Pictures aside, each record should be reproduced exactly.

App and web page records:
○ ○ ○ ○ ○
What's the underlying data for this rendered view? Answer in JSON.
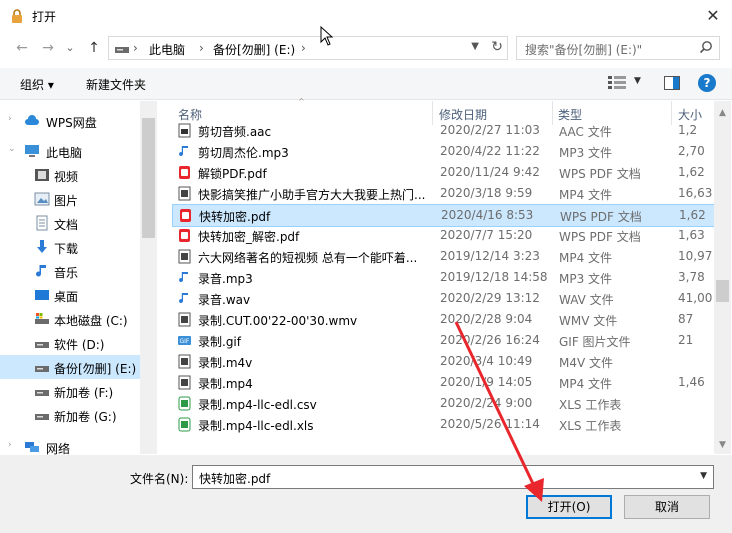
{
  "window": {
    "title": "打开",
    "close_glyph": "✕"
  },
  "nav": {
    "back_glyph": "←",
    "forward_glyph": "→",
    "recent_glyph": "⌄",
    "up_glyph": "↑",
    "breadcrumb": [
      "此电脑",
      "备份[勿删] (E:)"
    ],
    "separator": "›",
    "search_placeholder": "搜索\"备份[勿删] (E:)\""
  },
  "toolbar": {
    "organize": "组织 ▾",
    "new_folder": "新建文件夹"
  },
  "sidebar": {
    "items": [
      {
        "label": "WPS网盘",
        "icon": "cloud-icon",
        "level": 0
      },
      {
        "label": "此电脑",
        "icon": "computer-icon",
        "level": 0
      },
      {
        "label": "视频",
        "icon": "video-folder-icon",
        "level": 1
      },
      {
        "label": "图片",
        "icon": "pictures-folder-icon",
        "level": 1
      },
      {
        "label": "文档",
        "icon": "documents-folder-icon",
        "level": 1
      },
      {
        "label": "下载",
        "icon": "download-icon",
        "level": 1
      },
      {
        "label": "音乐",
        "icon": "music-icon",
        "level": 1
      },
      {
        "label": "桌面",
        "icon": "desktop-icon",
        "level": 1
      },
      {
        "label": "本地磁盘 (C:)",
        "icon": "system-drive-icon",
        "level": 1
      },
      {
        "label": "软件 (D:)",
        "icon": "drive-icon",
        "level": 1
      },
      {
        "label": "备份[勿删] (E:)",
        "icon": "drive-icon",
        "level": 1,
        "selected": true
      },
      {
        "label": "新加卷 (F:)",
        "icon": "drive-icon",
        "level": 1
      },
      {
        "label": "新加卷 (G:)",
        "icon": "drive-icon",
        "level": 1
      },
      {
        "label": "网络",
        "icon": "network-icon",
        "level": 0
      }
    ]
  },
  "columns": {
    "name": "名称",
    "date": "修改日期",
    "type": "类型",
    "size": "大小"
  },
  "files": [
    {
      "name": "剪切音频.aac",
      "date": "2020/2/27 11:03",
      "type": "AAC 文件",
      "size": "1,2",
      "icon": "audio-file-icon"
    },
    {
      "name": "剪切周杰伦.mp3",
      "date": "2020/4/22 11:22",
      "type": "MP3 文件",
      "size": "2,70",
      "icon": "music-file-icon"
    },
    {
      "name": "解锁PDF.pdf",
      "date": "2020/11/24 9:42",
      "type": "WPS PDF 文档",
      "size": "1,62",
      "icon": "pdf-file-icon"
    },
    {
      "name": "快影搞笑推广小助手官方大大我要上热门...",
      "date": "2020/3/18 9:59",
      "type": "MP4 文件",
      "size": "16,63",
      "icon": "video-file-icon"
    },
    {
      "name": "快转加密.pdf",
      "date": "2020/4/16 8:53",
      "type": "WPS PDF 文档",
      "size": "1,62",
      "icon": "pdf-file-icon",
      "selected": true
    },
    {
      "name": "快转加密_解密.pdf",
      "date": "2020/7/7 15:20",
      "type": "WPS PDF 文档",
      "size": "1,63",
      "icon": "pdf-file-icon"
    },
    {
      "name": "六大网络著名的短视频 总有一个能吓着...",
      "date": "2019/12/14 3:23",
      "type": "MP4 文件",
      "size": "10,97",
      "icon": "video-file-icon"
    },
    {
      "name": "录音.mp3",
      "date": "2019/12/18 14:58",
      "type": "MP3 文件",
      "size": "3,78",
      "icon": "music-file-icon"
    },
    {
      "name": "录音.wav",
      "date": "2020/2/29 13:12",
      "type": "WAV 文件",
      "size": "41,00",
      "icon": "music-file-icon"
    },
    {
      "name": "录制.CUT.00'22-00'30.wmv",
      "date": "2020/2/28 9:04",
      "type": "WMV 文件",
      "size": "87",
      "icon": "video-file-icon"
    },
    {
      "name": "录制.gif",
      "date": "2020/2/26 16:24",
      "type": "GIF 图片文件",
      "size": "21",
      "icon": "gif-file-icon"
    },
    {
      "name": "录制.m4v",
      "date": "2020/3/4 10:49",
      "type": "M4V 文件",
      "size": "",
      "icon": "video-file-icon"
    },
    {
      "name": "录制.mp4",
      "date": "2020/1/9 14:05",
      "type": "MP4 文件",
      "size": "1,46",
      "icon": "video-file-icon"
    },
    {
      "name": "录制.mp4-llc-edl.csv",
      "date": "2020/2/24 9:00",
      "type": "XLS 工作表",
      "size": "",
      "icon": "spreadsheet-file-icon"
    },
    {
      "name": "录制.mp4-llc-edl.xls",
      "date": "2020/5/26 11:14",
      "type": "XLS 工作表",
      "size": "",
      "icon": "spreadsheet-file-icon"
    }
  ],
  "bottom": {
    "filename_label": "文件名(N):",
    "filename_value": "快转加密.pdf",
    "open_label": "打开(O)",
    "cancel_label": "取消"
  },
  "colors": {
    "accent": "#0078d7",
    "selection": "#cce8ff",
    "arrow": "#e8262c"
  }
}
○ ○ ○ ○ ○
EXERCISE OUTPUT -
What's the underlying data for this rendered view? Answer in JSON.
{
  "window": {
    "title": "打开",
    "close_glyph": "✕"
  },
  "nav": {
    "back_glyph": "←",
    "forward_glyph": "→",
    "recent_glyph": "⌄",
    "up_glyph": "↑",
    "breadcrumb": [
      "此电脑",
      "备份[勿删] (E:)"
    ],
    "separator": "›",
    "search_placeholder": "搜索\"备份[勿删] (E:)\""
  },
  "toolbar": {
    "organize": "组织 ▾",
    "new_folder": "新建文件夹"
  },
  "sidebar": {
    "items": [
      {
        "label": "WPS网盘",
        "icon": "cloud-icon",
        "level": 0
      },
      {
        "label": "此电脑",
        "icon": "computer-icon",
        "level": 0
      },
      {
        "label": "视频",
        "icon": "video-folder-icon",
        "level": 1
      },
      {
        "label": "图片",
        "icon": "pictures-folder-icon",
        "level": 1
      },
      {
        "label": "文档",
        "icon": "documents-folder-icon",
        "level": 1
      },
      {
        "label": "下载",
        "icon": "download-icon",
        "level": 1
      },
      {
        "label": "音乐",
        "icon": "music-icon",
        "level": 1
      },
      {
        "label": "桌面",
        "icon": "desktop-icon",
        "level": 1
      },
      {
        "label": "本地磁盘 (C:)",
        "icon": "system-drive-icon",
        "level": 1
      },
      {
        "label": "软件 (D:)",
        "icon": "drive-icon",
        "level": 1
      },
      {
        "label": "备份[勿删] (E:)",
        "icon": "drive-icon",
        "level": 1,
        "selected": true
      },
      {
        "label": "新加卷 (F:)",
        "icon": "drive-icon",
        "level": 1
      },
      {
        "label": "新加卷 (G:)",
        "icon": "drive-icon",
        "level": 1
      },
      {
        "label": "网络",
        "icon": "network-icon",
        "level": 0
      }
    ]
  },
  "columns": {
    "name": "名称",
    "date": "修改日期",
    "type": "类型",
    "size": "大小"
  },
  "files": [
    {
      "name": "剪切音频.aac",
      "date": "2020/2/27 11:03",
      "type": "AAC 文件",
      "size": "1,2",
      "icon": "audio-file-icon"
    },
    {
      "name": "剪切周杰伦.mp3",
      "date": "2020/4/22 11:22",
      "type": "MP3 文件",
      "size": "2,70",
      "icon": "music-file-icon"
    },
    {
      "name": "解锁PDF.pdf",
      "date": "2020/11/24 9:42",
      "type": "WPS PDF 文档",
      "size": "1,62",
      "icon": "pdf-file-icon"
    },
    {
      "name": "快影搞笑推广小助手官方大大我要上热门...",
      "date": "2020/3/18 9:59",
      "type": "MP4 文件",
      "size": "16,63",
      "icon": "video-file-icon"
    },
    {
      "name": "快转加密.pdf",
      "date": "2020/4/16 8:53",
      "type": "WPS PDF 文档",
      "size": "1,62",
      "icon": "pdf-file-icon",
      "selected": true
    },
    {
      "name": "快转加密_解密.pdf",
      "date": "2020/7/7 15:20",
      "type": "WPS PDF 文档",
      "size": "1,63",
      "icon": "pdf-file-icon"
    },
    {
      "name": "六大网络著名的短视频 总有一个能吓着...",
      "date": "2019/12/14 3:23",
      "type": "MP4 文件",
      "size": "10,97",
      "icon": "video-file-icon"
    },
    {
      "name": "录音.mp3",
      "date": "2019/12/18 14:58",
      "type": "MP3 文件",
      "size": "3,78",
      "icon": "music-file-icon"
    },
    {
      "name": "录音.wav",
      "date": "2020/2/29 13:12",
      "type": "WAV 文件",
      "size": "41,00",
      "icon": "music-file-icon"
    },
    {
      "name": "录制.CUT.00'22-00'30.wmv",
      "date": "2020/2/28 9:04",
      "type": "WMV 文件",
      "size": "87",
      "icon": "video-file-icon"
    },
    {
      "name": "录制.gif",
      "date": "2020/2/26 16:24",
      "type": "GIF 图片文件",
      "size": "21",
      "icon": "gif-file-icon"
    },
    {
      "name": "录制.m4v",
      "date": "2020/3/4 10:49",
      "type": "M4V 文件",
      "size": "",
      "icon": "video-file-icon"
    },
    {
      "name": "录制.mp4",
      "date": "2020/1/9 14:05",
      "type": "MP4 文件",
      "size": "1,46",
      "icon": "video-file-icon"
    },
    {
      "name": "录制.mp4-llc-edl.csv",
      "date": "2020/2/24 9:00",
      "type": "XLS 工作表",
      "size": "",
      "icon": "spreadsheet-file-icon"
    },
    {
      "name": "录制.mp4-llc-edl.xls",
      "date": "2020/5/26 11:14",
      "type": "XLS 工作表",
      "size": "",
      "icon": "spreadsheet-file-icon"
    }
  ],
  "bottom": {
    "filename_label": "文件名(N):",
    "filename_value": "快转加密.pdf",
    "open_label": "打开(O)",
    "cancel_label": "取消"
  },
  "colors": {
    "accent": "#0078d7",
    "selection": "#cce8ff",
    "arrow": "#e8262c"
  }
}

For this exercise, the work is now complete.